The meeting, led by the Public School Forum of N.C., a research and policy group in Raleigh, centered on identification of low-performing schools, a system that hinges heavily on test scores.
Most who spoke Monday said the formula should focus more on student growth in test scores, so as not to unfairly penalize schools with a challenging student body.
Currently, 80 percent of a school’s performance grade is determined by test scores. The remaining 20 percent keys upon students’ academic growth.
Many who spoke Monday suggested reversing that ratio, or favored a 50-50 split between test scores and growth.
Research has shown that socioeconomic status is one of the greatest predictors of academic performance. And with many schools in North Carolina overseeing a student body comprised largely of students receiving free or reduced lunch, advocates say student growth is a greater measure of a school’s performance than its testing scores.
“The negativity that comes with that low-performing status pushes back on us,” added Rusty Hall, one of several award-winning principals at low-performing schools who spoke on Monday’s panel. Hall is the principal at Old Town Elementary in Winston-Salem, a school with 100 percent of its students receiving free or reduced lunch.
Hall, like several educators who spoke Monday, said the “low-performing” designation makes teacher recruiting extremely difficult, adding that better teacher pay is just one of many ideas for improving the environment for such teachers.
“I think the pay is related to respect,” said Hall. “And the way teachers are paid, it doesn’t feel respectful.”
Monday’s panel also included Carrie Tulbert of Concord Middle School in Cabarrus County, Kristy Thomas of Rock Rest Elementary in Union County and Jacqueline Williams of Pittman Elementary in Halifax County. The panel was moderated by Rep. Graig Meyer, a Democrat from Orange County and outspoken schools supporter in the legislature.
Monday’s forum was originally scheduled to include a discussion of N.C. Rep. Rob Bryan’s controversial proposal for achievement school districts, legislation that could hand over control of chronically low-performing schools to for-profit charter operators.
But with lawmakers expecting a new draft of Bryan’s achievement school district legislation as soon as next week, organizers opted to hold off on the discussion.
Meanwhile, Tulbert said Monday that legislators in Raleigh need to show some patience. It takes time and resources to turn around low-performing schools, she said.

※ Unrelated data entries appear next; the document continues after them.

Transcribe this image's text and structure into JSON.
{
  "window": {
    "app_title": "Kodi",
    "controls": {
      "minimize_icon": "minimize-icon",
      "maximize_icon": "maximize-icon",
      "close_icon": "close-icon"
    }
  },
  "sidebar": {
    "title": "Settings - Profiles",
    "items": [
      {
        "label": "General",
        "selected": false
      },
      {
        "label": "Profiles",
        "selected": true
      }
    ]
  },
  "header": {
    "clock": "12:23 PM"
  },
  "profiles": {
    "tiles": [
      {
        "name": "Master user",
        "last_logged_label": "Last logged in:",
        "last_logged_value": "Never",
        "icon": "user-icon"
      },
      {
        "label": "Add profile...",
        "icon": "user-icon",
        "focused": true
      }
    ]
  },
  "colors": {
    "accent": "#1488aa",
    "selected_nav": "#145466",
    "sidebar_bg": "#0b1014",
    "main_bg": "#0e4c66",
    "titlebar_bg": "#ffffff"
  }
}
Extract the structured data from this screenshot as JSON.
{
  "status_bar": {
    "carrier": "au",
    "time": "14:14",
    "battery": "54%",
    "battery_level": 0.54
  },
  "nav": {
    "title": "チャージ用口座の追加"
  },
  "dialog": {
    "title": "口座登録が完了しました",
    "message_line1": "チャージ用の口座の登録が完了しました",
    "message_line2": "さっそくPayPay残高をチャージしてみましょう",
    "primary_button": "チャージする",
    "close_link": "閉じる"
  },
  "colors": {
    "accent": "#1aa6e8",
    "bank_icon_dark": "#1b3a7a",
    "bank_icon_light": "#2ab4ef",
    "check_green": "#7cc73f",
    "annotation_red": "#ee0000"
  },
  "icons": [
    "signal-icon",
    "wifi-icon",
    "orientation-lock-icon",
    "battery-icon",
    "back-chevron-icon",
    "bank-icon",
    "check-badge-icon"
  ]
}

“When your kids come to you and can’t multiply regular numbers, they’re going to have a hard time multiplying fractions,” said Tulbert.

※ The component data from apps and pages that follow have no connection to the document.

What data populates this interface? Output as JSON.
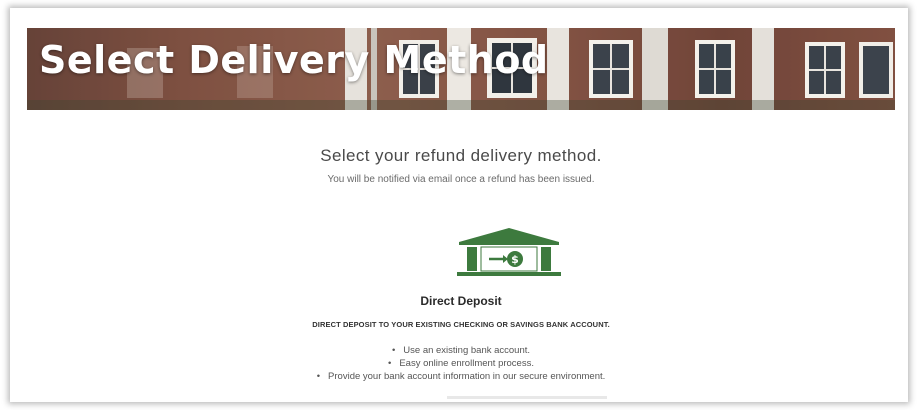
{
  "banner": {
    "title": "Select Delivery Method"
  },
  "main": {
    "heading": "Select your refund delivery method.",
    "subheading": "You will be notified via email once a refund has been issued."
  },
  "option": {
    "icon": "bank-deposit-icon",
    "title": "Direct Deposit",
    "description": "DIRECT DEPOSIT TO YOUR EXISTING CHECKING OR SAVINGS BANK ACCOUNT.",
    "bullets": [
      "Use an existing bank account.",
      "Easy online enrollment process.",
      "Provide your bank account information in our secure environment."
    ]
  },
  "colors": {
    "accent_green": "#3d7a3e",
    "banner_brick": "#8a5a48",
    "text_dark": "#4a4a4a"
  }
}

Williams said “human capital” may be one of the most important factors in creating change at a school. “It’s not fair for a teacher to have 29 fourth-graders,” said Williams.

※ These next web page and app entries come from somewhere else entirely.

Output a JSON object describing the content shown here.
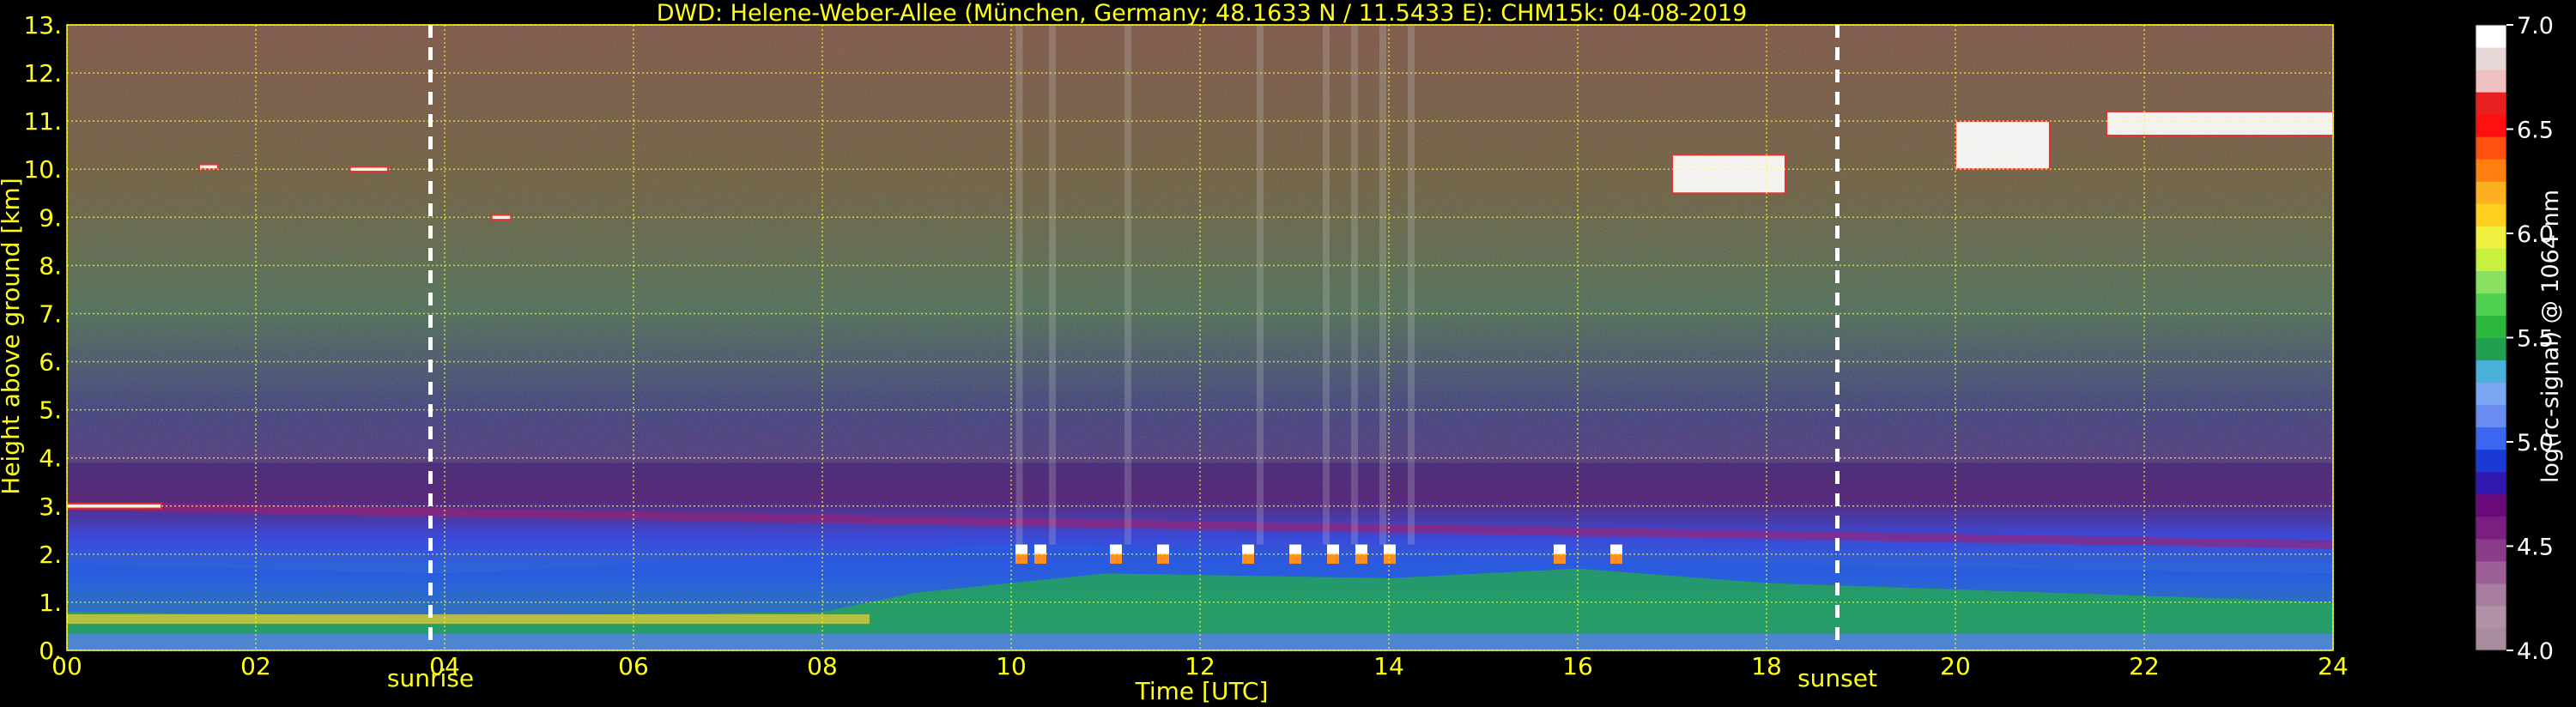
{
  "chart_data": {
    "type": "heatmap",
    "title": "DWD: Helene-Weber-Allee (München, Germany; 48.1633 N / 11.5433 E):    CHM15k: 04-08-2019",
    "xlabel": "Time [UTC]",
    "ylabel": "Height above ground [km]",
    "xlim": [
      0,
      24
    ],
    "ylim": [
      0,
      13
    ],
    "x_ticks": [
      "00",
      "02",
      "04",
      "06",
      "08",
      "10",
      "12",
      "14",
      "16",
      "18",
      "20",
      "22",
      "24"
    ],
    "y_ticks": [
      "0.",
      "1.",
      "2.",
      "3.",
      "4.",
      "5.",
      "6.",
      "7.",
      "8.",
      "9.",
      "10.",
      "11.",
      "12.",
      "13."
    ],
    "grid": true,
    "colorbar": {
      "label": "log(rc-signal) @ 1064 nm",
      "range": [
        4.0,
        7.0
      ],
      "ticks": [
        "4.0",
        "4.5",
        "5.0",
        "5.5",
        "6.0",
        "6.5",
        "7.0"
      ],
      "colors": [
        "#a88c9e",
        "#b292a6",
        "#a87ea0",
        "#9c6096",
        "#8a3c8a",
        "#7a1e82",
        "#6a0a7a",
        "#3018b0",
        "#1a3ad8",
        "#3a66f0",
        "#6a8cf0",
        "#7aa6f4",
        "#4ab0d8",
        "#20a050",
        "#2cb83c",
        "#50d050",
        "#8ae060",
        "#c8f040",
        "#f0f040",
        "#ffd020",
        "#ffb020",
        "#ff8010",
        "#ff5010",
        "#ff1010",
        "#e82020",
        "#f0c0c0",
        "#e8d8d8",
        "#ffffff"
      ]
    },
    "markers": [
      {
        "label": "sunrise",
        "time": 3.85
      },
      {
        "label": "sunset",
        "time": 18.75
      }
    ],
    "features": {
      "boundary_layer_top_km": [
        {
          "time": 0,
          "height": 1.8
        },
        {
          "time": 4,
          "height": 1.6
        },
        {
          "time": 8,
          "height": 2.0
        },
        {
          "time": 10,
          "height": 2.2
        },
        {
          "time": 14,
          "height": 2.0
        },
        {
          "time": 18,
          "height": 1.8
        },
        {
          "time": 24,
          "height": 1.6
        }
      ],
      "residual_layer_km": [
        {
          "time": 0,
          "height": 3.0
        },
        {
          "time": 12,
          "height": 2.6
        },
        {
          "time": 24,
          "height": 2.2
        }
      ],
      "cloud_patches": [
        {
          "t0": 0.0,
          "t1": 1.0,
          "h0": 2.95,
          "h1": 3.05
        },
        {
          "t0": 1.4,
          "t1": 1.6,
          "h0": 10.0,
          "h1": 10.1
        },
        {
          "t0": 3.0,
          "t1": 3.4,
          "h0": 9.95,
          "h1": 10.05
        },
        {
          "t0": 4.5,
          "t1": 4.7,
          "h0": 8.95,
          "h1": 9.05
        },
        {
          "t0": 17.0,
          "t1": 18.2,
          "h0": 9.5,
          "h1": 10.3
        },
        {
          "t0": 20.0,
          "t1": 21.0,
          "h0": 10.0,
          "h1": 11.0
        },
        {
          "t0": 21.6,
          "t1": 24.0,
          "h0": 10.7,
          "h1": 11.2
        }
      ]
    }
  }
}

Thomas advocated for greater flexibility in low-performing schools, arguing that educators should be given leverage to “take some risks” when dealing with students who have struggled to respond in classrooms.
“At the end of the day, all our kids care about is that there’s a teacher in the classroom and that teacher cares about them,” said Thomas.